_About this exercise_
Search the listing below for the string "Documents", then copy every line it appears in.

_Data records_
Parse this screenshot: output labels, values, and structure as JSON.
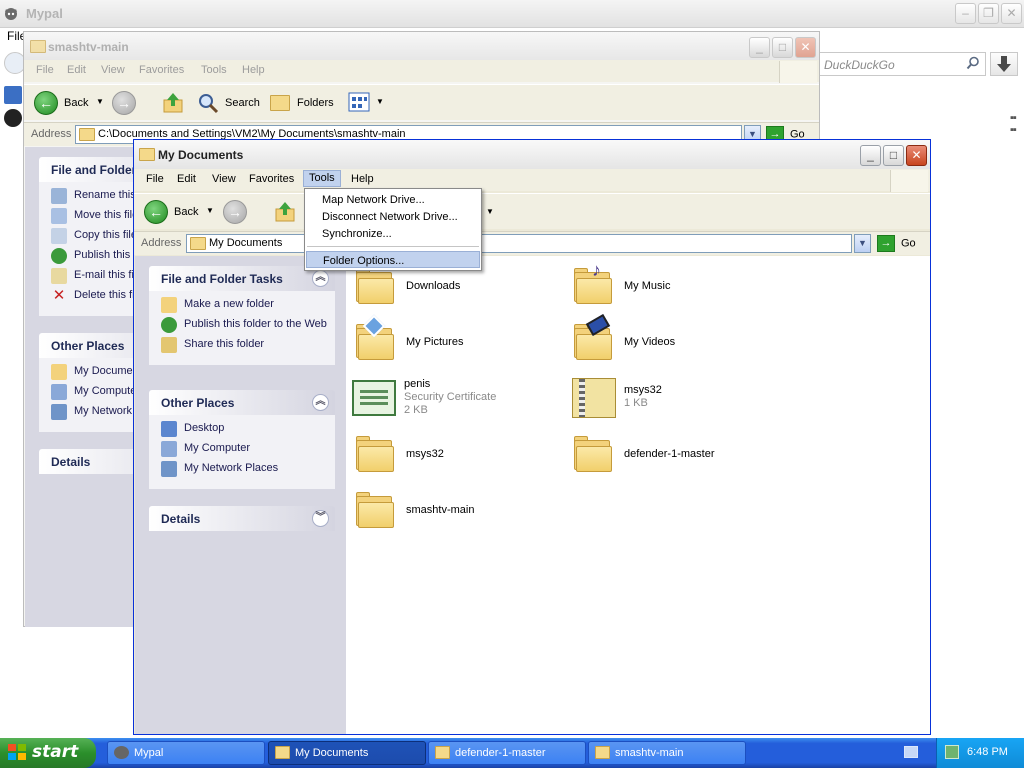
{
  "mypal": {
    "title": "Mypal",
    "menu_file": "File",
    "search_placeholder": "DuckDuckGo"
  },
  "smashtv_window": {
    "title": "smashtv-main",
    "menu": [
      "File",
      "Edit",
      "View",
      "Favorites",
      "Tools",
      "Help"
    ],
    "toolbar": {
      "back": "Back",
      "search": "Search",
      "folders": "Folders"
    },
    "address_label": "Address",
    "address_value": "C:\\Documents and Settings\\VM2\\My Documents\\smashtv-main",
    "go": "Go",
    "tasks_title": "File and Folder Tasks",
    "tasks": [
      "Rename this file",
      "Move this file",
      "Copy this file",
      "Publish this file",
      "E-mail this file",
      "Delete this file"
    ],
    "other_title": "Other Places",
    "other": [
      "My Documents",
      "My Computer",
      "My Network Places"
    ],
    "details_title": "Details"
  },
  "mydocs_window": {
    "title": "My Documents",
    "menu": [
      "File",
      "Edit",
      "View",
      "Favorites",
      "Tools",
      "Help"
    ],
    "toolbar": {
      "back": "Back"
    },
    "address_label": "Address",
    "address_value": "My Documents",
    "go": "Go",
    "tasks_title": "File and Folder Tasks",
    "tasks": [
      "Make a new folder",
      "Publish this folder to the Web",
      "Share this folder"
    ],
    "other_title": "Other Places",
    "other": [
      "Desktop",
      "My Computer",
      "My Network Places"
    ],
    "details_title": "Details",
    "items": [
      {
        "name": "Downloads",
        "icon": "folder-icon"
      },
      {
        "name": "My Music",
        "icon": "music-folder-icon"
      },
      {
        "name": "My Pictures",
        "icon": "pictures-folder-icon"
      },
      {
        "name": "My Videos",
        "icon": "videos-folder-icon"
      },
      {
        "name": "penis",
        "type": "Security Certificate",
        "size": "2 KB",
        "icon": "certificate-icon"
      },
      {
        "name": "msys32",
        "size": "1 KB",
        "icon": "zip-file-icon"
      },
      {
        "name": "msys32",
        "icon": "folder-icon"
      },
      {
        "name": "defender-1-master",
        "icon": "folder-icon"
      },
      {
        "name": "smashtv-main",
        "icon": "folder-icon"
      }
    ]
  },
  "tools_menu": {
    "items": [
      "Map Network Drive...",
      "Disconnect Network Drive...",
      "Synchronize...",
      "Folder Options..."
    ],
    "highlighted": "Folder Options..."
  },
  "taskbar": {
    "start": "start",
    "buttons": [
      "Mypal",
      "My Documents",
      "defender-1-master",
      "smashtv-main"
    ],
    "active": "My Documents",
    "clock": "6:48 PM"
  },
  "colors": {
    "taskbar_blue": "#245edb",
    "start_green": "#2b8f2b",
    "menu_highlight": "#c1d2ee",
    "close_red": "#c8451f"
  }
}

_Solution for this exercise_
    "address_value": "C:\\Documents and Settings\\VM2\\My Documents\\smashtv-main",
      "My Documents",
    "title": "My Documents",
    "address_value": "My Documents",
      "My Documents",
    "active": "My Documents",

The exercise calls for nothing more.